(App and web page records)
= = = = = = =
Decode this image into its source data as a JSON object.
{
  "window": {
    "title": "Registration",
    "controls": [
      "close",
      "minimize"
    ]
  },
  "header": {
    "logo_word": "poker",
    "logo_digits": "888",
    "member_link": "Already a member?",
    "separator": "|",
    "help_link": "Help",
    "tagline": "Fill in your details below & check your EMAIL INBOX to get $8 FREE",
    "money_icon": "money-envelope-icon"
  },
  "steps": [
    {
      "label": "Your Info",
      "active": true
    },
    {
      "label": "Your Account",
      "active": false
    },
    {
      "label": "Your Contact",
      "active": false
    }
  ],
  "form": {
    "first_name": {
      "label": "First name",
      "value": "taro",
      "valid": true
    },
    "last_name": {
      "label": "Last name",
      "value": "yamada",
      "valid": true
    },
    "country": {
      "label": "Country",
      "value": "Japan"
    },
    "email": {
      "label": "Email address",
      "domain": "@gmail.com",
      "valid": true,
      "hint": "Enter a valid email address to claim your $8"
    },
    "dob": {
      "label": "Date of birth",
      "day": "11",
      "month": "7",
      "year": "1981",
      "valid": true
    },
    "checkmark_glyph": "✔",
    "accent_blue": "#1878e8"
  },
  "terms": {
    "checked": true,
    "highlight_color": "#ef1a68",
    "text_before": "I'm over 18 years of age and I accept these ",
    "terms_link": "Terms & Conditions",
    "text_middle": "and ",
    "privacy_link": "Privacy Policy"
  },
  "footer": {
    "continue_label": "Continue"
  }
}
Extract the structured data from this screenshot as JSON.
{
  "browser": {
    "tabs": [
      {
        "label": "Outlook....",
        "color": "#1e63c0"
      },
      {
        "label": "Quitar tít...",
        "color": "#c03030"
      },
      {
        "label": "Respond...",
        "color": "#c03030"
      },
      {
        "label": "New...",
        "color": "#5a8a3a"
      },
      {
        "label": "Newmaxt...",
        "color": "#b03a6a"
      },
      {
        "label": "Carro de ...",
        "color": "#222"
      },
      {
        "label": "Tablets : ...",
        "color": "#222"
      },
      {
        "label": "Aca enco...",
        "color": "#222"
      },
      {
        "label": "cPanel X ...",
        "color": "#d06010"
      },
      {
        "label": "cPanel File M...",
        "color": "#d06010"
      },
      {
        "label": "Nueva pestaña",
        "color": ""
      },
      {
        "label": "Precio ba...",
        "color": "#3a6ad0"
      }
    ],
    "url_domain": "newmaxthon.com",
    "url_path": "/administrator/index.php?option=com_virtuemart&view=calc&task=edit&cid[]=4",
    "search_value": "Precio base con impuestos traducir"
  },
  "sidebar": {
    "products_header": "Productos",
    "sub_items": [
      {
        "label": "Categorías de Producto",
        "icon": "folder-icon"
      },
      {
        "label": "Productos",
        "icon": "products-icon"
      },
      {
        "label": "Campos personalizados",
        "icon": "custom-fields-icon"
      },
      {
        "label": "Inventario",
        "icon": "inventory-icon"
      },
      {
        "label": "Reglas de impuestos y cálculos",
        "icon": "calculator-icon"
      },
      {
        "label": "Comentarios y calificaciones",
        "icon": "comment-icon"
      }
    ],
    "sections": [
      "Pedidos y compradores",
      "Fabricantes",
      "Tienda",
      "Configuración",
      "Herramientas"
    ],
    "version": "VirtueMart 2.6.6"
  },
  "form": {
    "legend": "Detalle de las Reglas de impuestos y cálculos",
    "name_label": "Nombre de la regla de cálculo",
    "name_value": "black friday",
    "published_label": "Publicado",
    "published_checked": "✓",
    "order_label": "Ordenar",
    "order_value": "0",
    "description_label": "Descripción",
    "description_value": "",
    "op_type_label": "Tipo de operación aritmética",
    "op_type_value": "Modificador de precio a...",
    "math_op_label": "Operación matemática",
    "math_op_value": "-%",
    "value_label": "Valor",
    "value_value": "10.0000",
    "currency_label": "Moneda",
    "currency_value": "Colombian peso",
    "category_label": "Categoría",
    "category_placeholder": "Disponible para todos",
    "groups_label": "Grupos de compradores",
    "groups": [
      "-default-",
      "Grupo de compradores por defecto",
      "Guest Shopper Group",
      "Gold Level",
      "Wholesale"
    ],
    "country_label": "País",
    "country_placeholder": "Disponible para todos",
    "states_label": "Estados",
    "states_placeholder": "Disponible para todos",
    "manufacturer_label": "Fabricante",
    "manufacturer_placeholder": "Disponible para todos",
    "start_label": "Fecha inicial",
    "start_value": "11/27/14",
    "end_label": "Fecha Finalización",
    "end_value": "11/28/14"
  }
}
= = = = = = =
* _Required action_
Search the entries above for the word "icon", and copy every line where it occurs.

* _Result of this exercise_
    "money_icon": "money-envelope-icon"
        "icon": "folder-icon"
        "icon": "products-icon"
        "icon": "custom-fields-icon"
        "icon": "inventory-icon"
        "icon": "calculator-icon"
        "icon": "comment-icon"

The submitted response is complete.